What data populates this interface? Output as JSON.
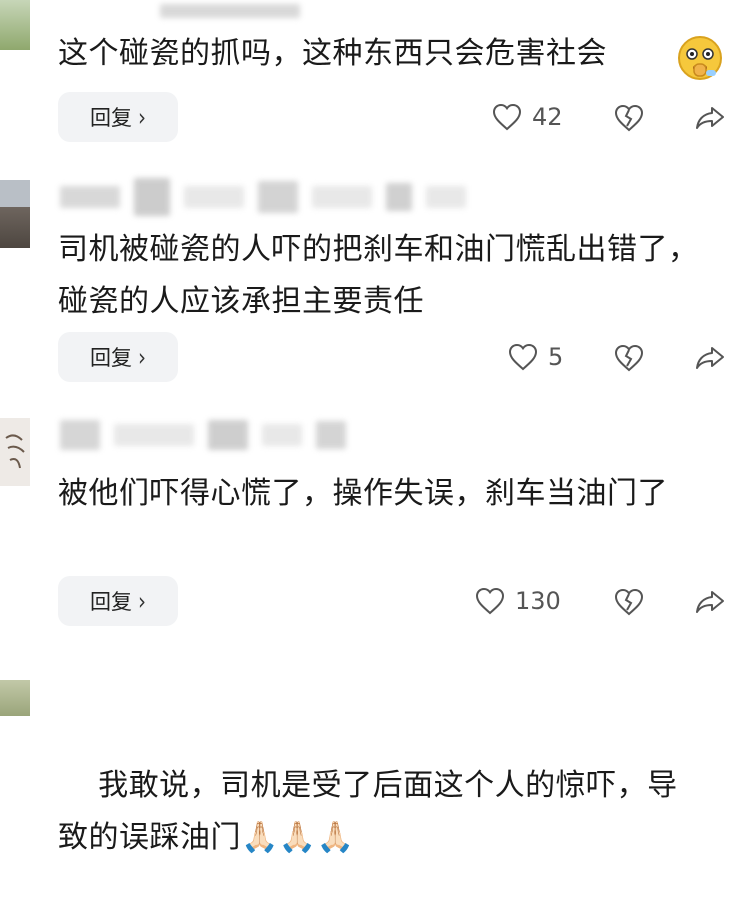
{
  "comments": [
    {
      "text": "这个碰瓷的抓吗，这种东西只会危害社会",
      "reply_label": "回复",
      "like_count": "42"
    },
    {
      "text": "司机被碰瓷的人吓的把刹车和油门慌乱出错了，碰瓷的人应该承担主要责任",
      "reply_label": "回复",
      "like_count": "5"
    },
    {
      "text": "被他们吓得心慌了，操作失误，刹车当油门了",
      "reply_label": "回复",
      "like_count": "130"
    },
    {
      "text": "我敢说，司机是受了后面这个人的惊吓，导致的误踩油门",
      "emoji": "🙏🏻🙏🏻🙏🏻"
    }
  ],
  "icons": {
    "like": "heart-outline-icon",
    "dislike": "broken-heart-icon",
    "share": "share-arrow-icon",
    "reply_chevron": "chevron-right-icon",
    "emoji_1": "shushing-face-emoji"
  }
}
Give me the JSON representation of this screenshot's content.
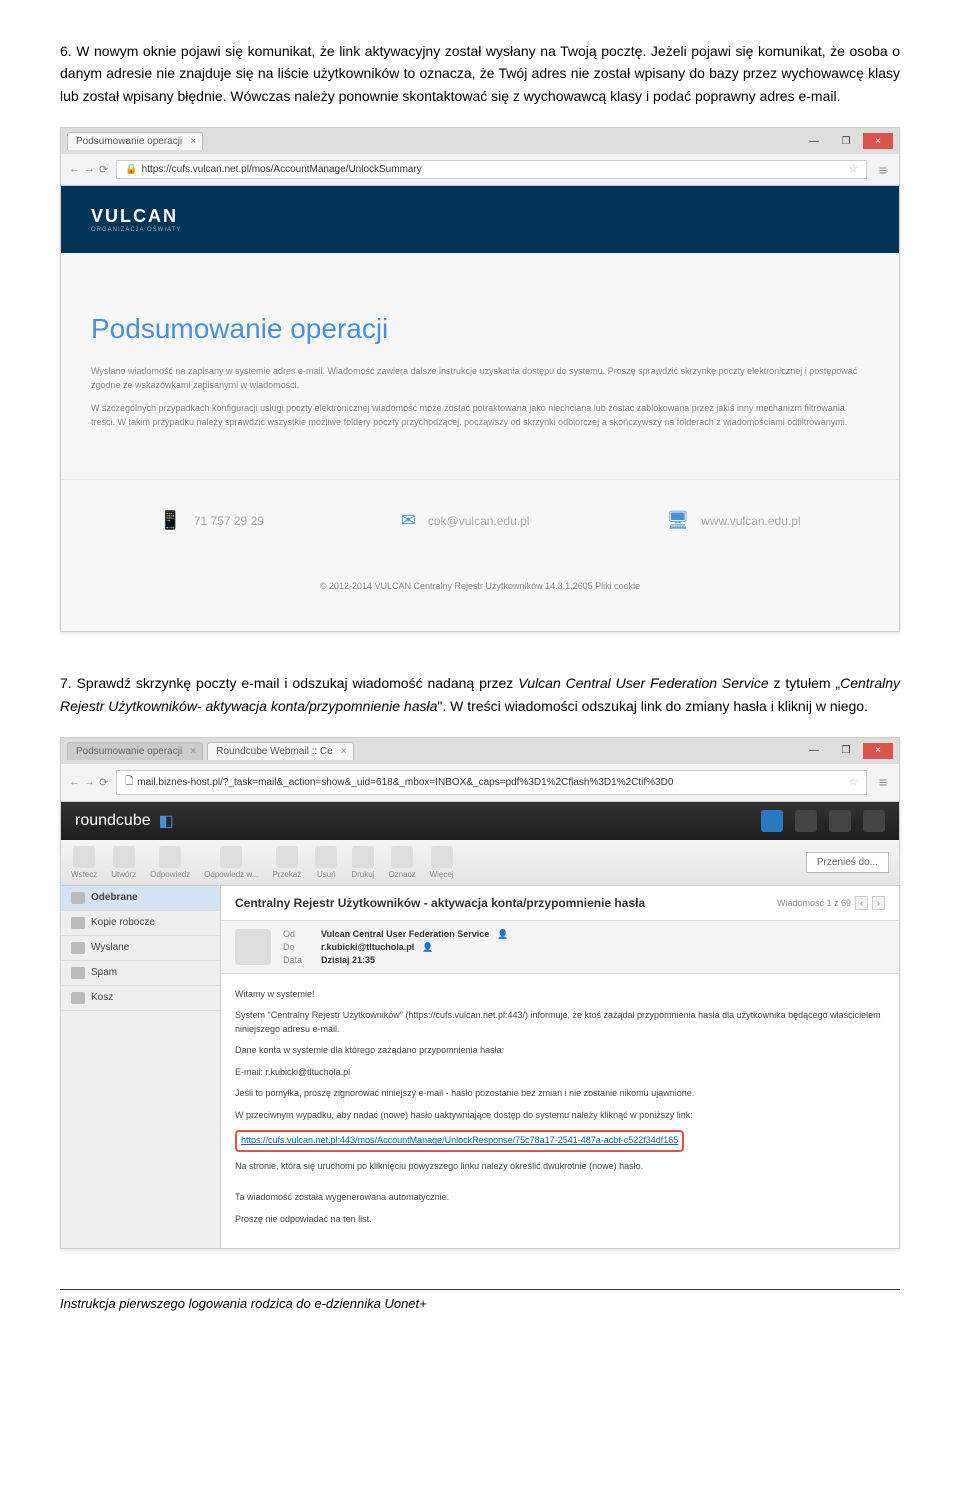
{
  "doc": {
    "para6_num": "6.",
    "para6": "W nowym oknie pojawi się komunikat, że link aktywacyjny został wysłany na Twoją pocztę. Jeżeli pojawi się komunikat, że osoba o danym adresie nie znajduje się na liście użytkowników to oznacza, że Twój adres nie został wpisany do bazy przez wychowawcę klasy lub został wpisany błędnie. Wówczas należy ponownie skontaktować się z wychowawcą klasy i podać poprawny adres e-mail.",
    "para7_num": "7.",
    "para7_a": "Sprawdź skrzynkę poczty e-mail i odszukaj wiadomość nadaną przez ",
    "para7_b": "Vulcan Central User Federation Service",
    "para7_c": " z tytułem „",
    "para7_d": "Centralny Rejestr Użytkowników- aktywacja konta/przypomnienie hasła",
    "para7_e": "\". W treści wiadomości odszukaj link do zmiany hasła i kliknij w niego.",
    "footer": "Instrukcja pierwszego logowania rodzica do e-dziennika Uonet+"
  },
  "vulcan": {
    "tab": "Podsumowanie operacji",
    "url": "https://cufs.vulcan.net.pl/mos/AccountManage/UnlockSummary",
    "logo": "VULCAN",
    "sublogo": "ORGANIZACJA OŚWIATY",
    "title": "Podsumowanie operacji",
    "text1": "Wysłano wiadomość na zapisany w systemie adres e-mail. Wiadomość zawiera dalsze instrukcje uzyskania dostępu do systemu. Proszę sprawdzić skrzynkę poczty elektronicznej i postępować zgodne ze wskazówkami zapisanymi w wiadomości.",
    "text2": "W szczególnych przypadkach konfiguracji usługi poczty elektronicznej wiadomość może zostać potraktowana jako niechciana lub zostać zablokowana przez jakiś inny mechanizm filtrowania treści. W takim przypadku należy sprawdzić wszystkie możliwe foldery poczty przychodzącej, począwszy od skrzynki odbiorczej a skończywszy na folderach z wiadomościami odfiltrowanymi.",
    "phone": "71 757 29 29",
    "email": "cok@vulcan.edu.pl",
    "web": "www.vulcan.edu.pl",
    "copyright": "© 2012-2014 VULCAN Centralny Rejestr Użytkowników 14.3.1.2605 Pliki cookie"
  },
  "rc": {
    "tab1": "Podsumowanie operacji",
    "tab2": "Roundcube Webmail :: Ce",
    "url": "mail.biznes-host.pl/?_task=mail&_action=show&_uid=618&_mbox=INBOX&_caps=pdf%3D1%2Cflash%3D1%2Ctif%3D0",
    "logo": "roundcube",
    "tools": {
      "back": "Wstecz",
      "compose": "Utwórz",
      "reply": "Odpowiedz",
      "replyall": "Odpowiedz w...",
      "forward": "Przekaż",
      "delete": "Usuń",
      "print": "Drukuj",
      "mark": "Oznacz",
      "more": "Więcej"
    },
    "move": "Przenieś do...",
    "folders": {
      "inbox": "Odebrane",
      "drafts": "Kopie robocze",
      "sent": "Wysłane",
      "spam": "Spam",
      "trash": "Kosz"
    },
    "subject": "Centralny Rejestr Użytkowników - aktywacja konta/przypomnienie hasła",
    "pager": "Wiadomość 1 z 69",
    "from_label": "Od",
    "from": "Vulcan Central User Federation Service",
    "to_label": "Do",
    "to": "r.kubicki@tltuchola.pl",
    "date_label": "Data",
    "date": "Dzisiaj 21:35",
    "msg_greet": "Witamy w systemie!",
    "msg_1": "System \"Centralny Rejestr Użytkowników\" (https://cufs.vulcan.net.pl:443/) informuje, że ktoś zażądał przypomnienia hasła dla użytkownika będącego właścicielem niniejszego adresu e-mail.",
    "msg_2": "Dane konta w systemie dla którego zażądano przypomnienia hasła:",
    "msg_email": "E-mail: r.kubicki@tltuchola.pl",
    "msg_3": "Jeśli to pomyłka, proszę zignorować niniejszy e-mail - hasło pozostanie bez zmian i nie zostanie nikomu ujawnione.",
    "msg_4": "W przeciwnym wypadku, aby nadać (nowe) hasło uaktywniające dostęp do systemu należy kliknąć w poniższy link:",
    "msg_link": "https://cufs.vulcan.net.pl:443/mos/AccountManage/UnlockResponse/75c78a17-2541-487a-acbf-c522f34df165",
    "msg_5": "Na stronie, która się uruchomi po kliknięciu powyższego linku należy określić dwukrotnie (nowe) hasło.",
    "msg_6": "Ta wiadomość została wygenerowana automatycznie.",
    "msg_7": "Proszę nie odpowiadać na ten list."
  }
}
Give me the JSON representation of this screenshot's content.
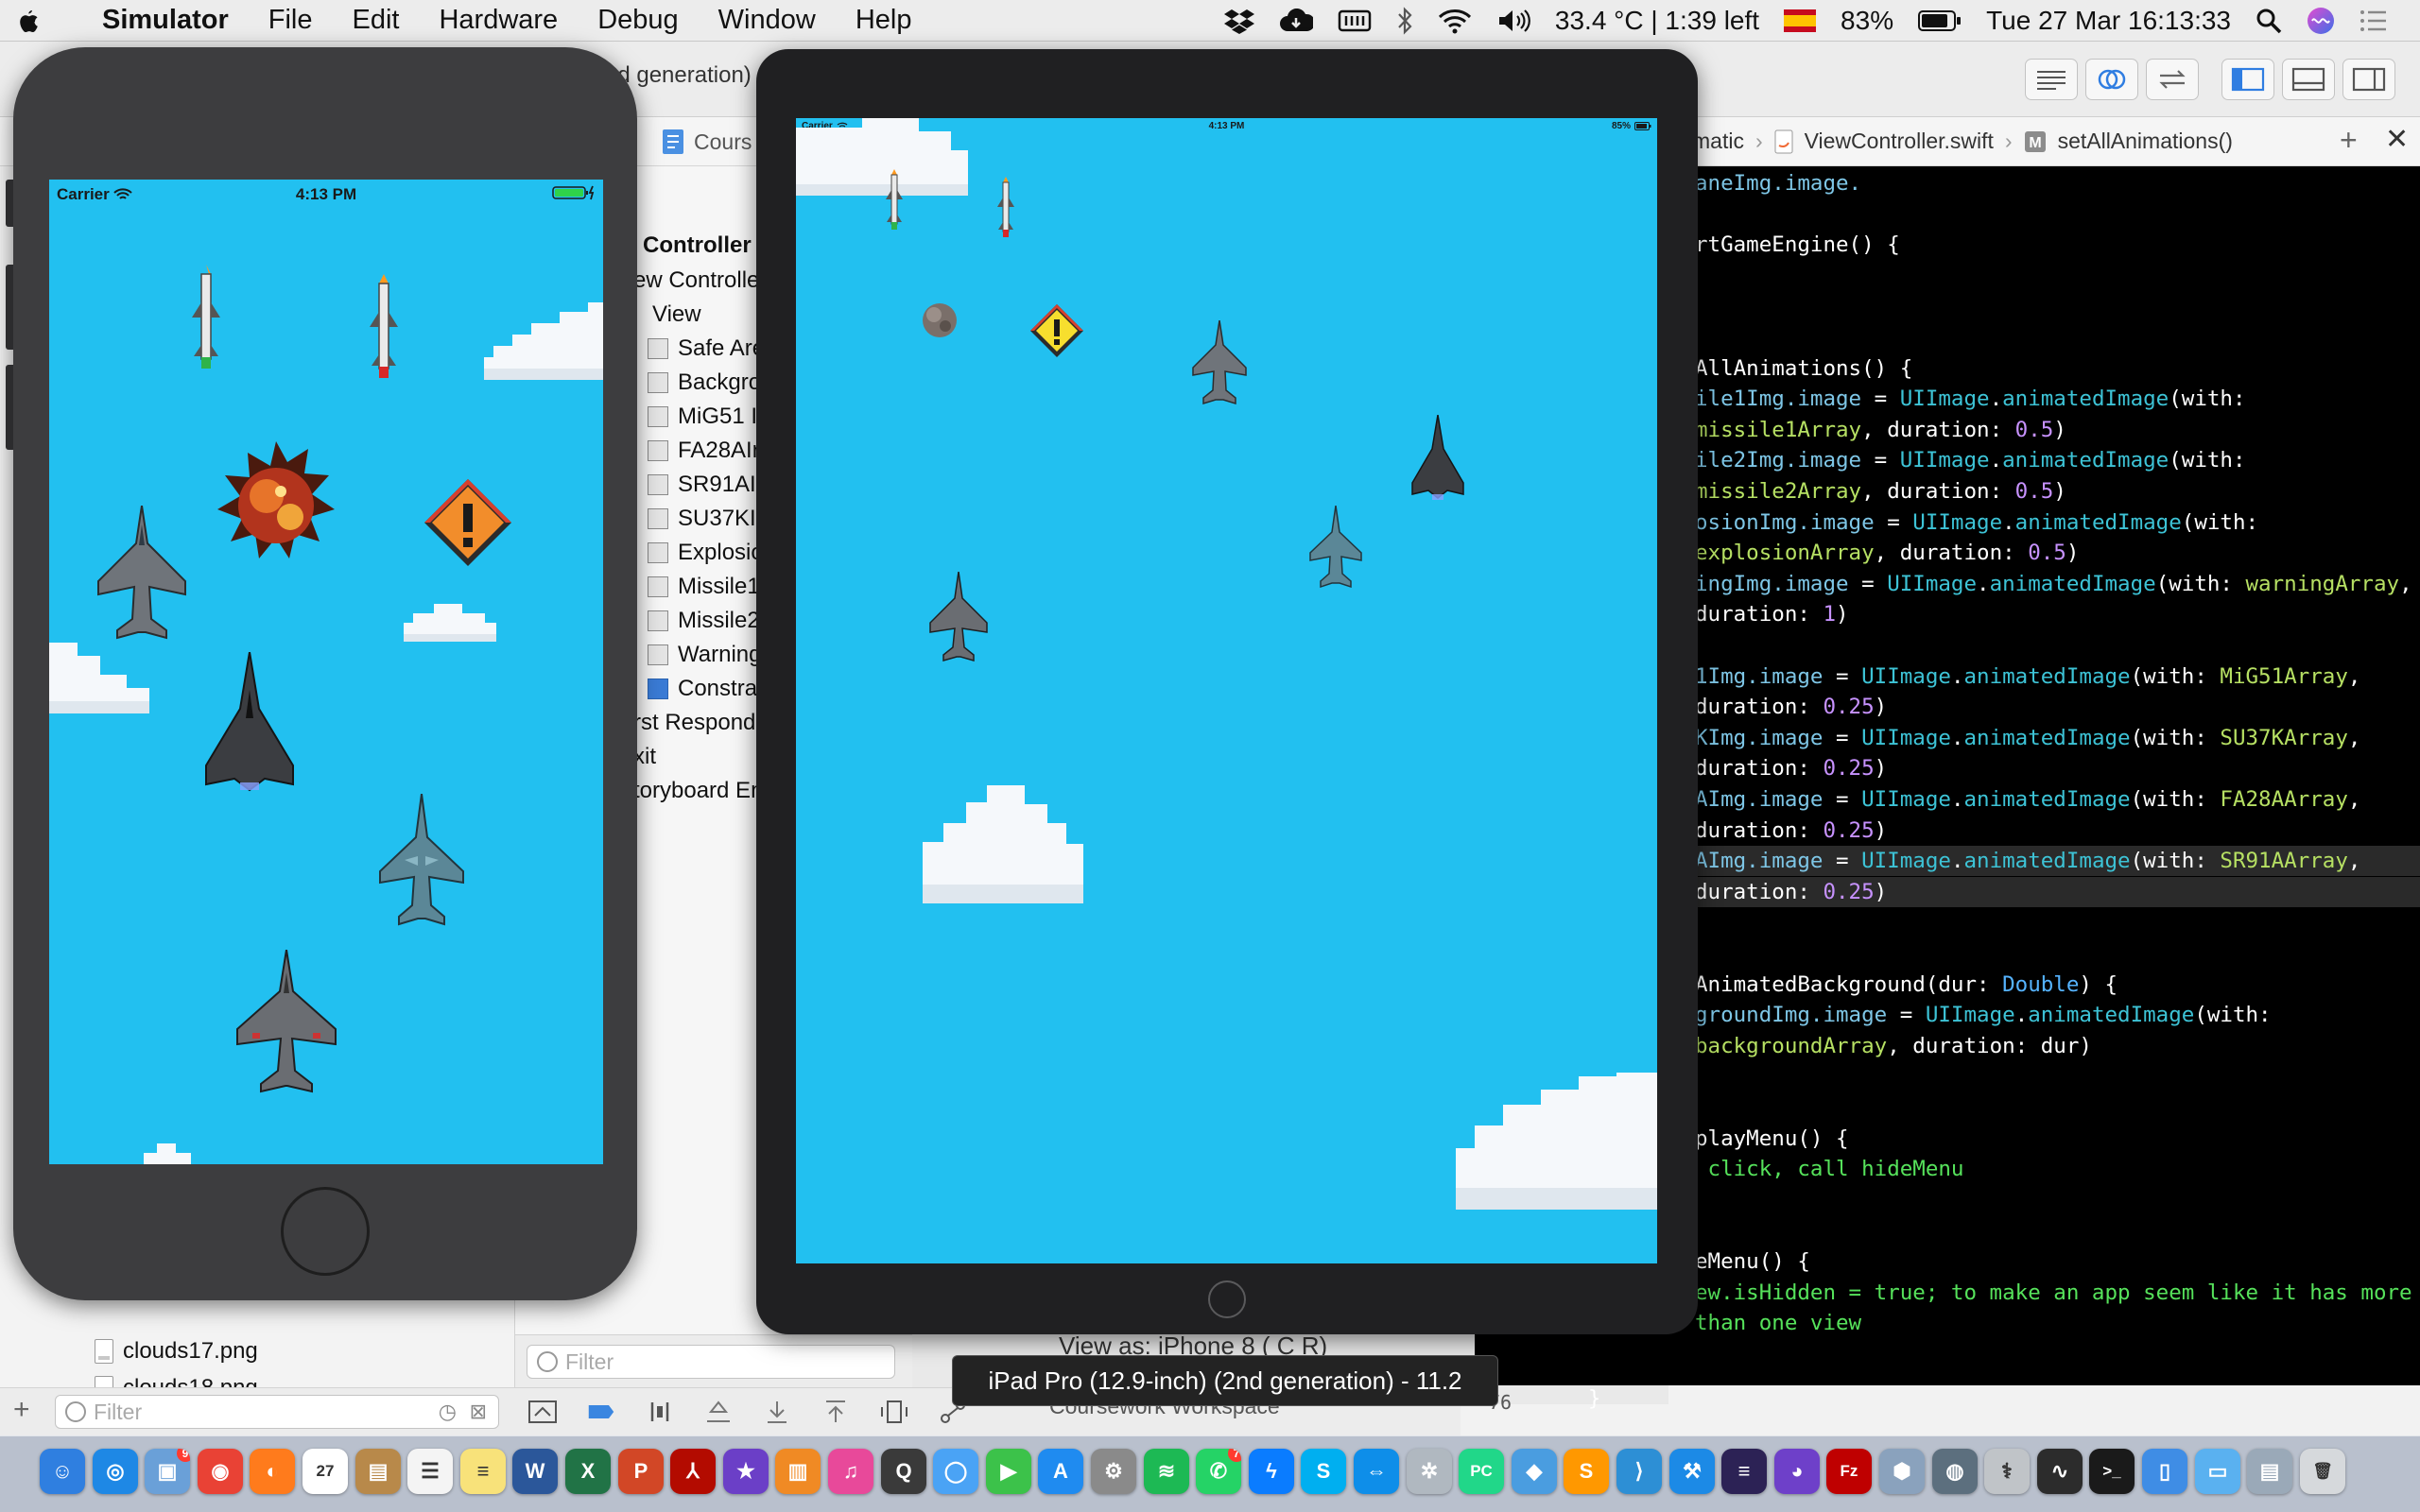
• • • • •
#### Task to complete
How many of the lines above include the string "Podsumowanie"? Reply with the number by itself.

#### Output for this exercise
3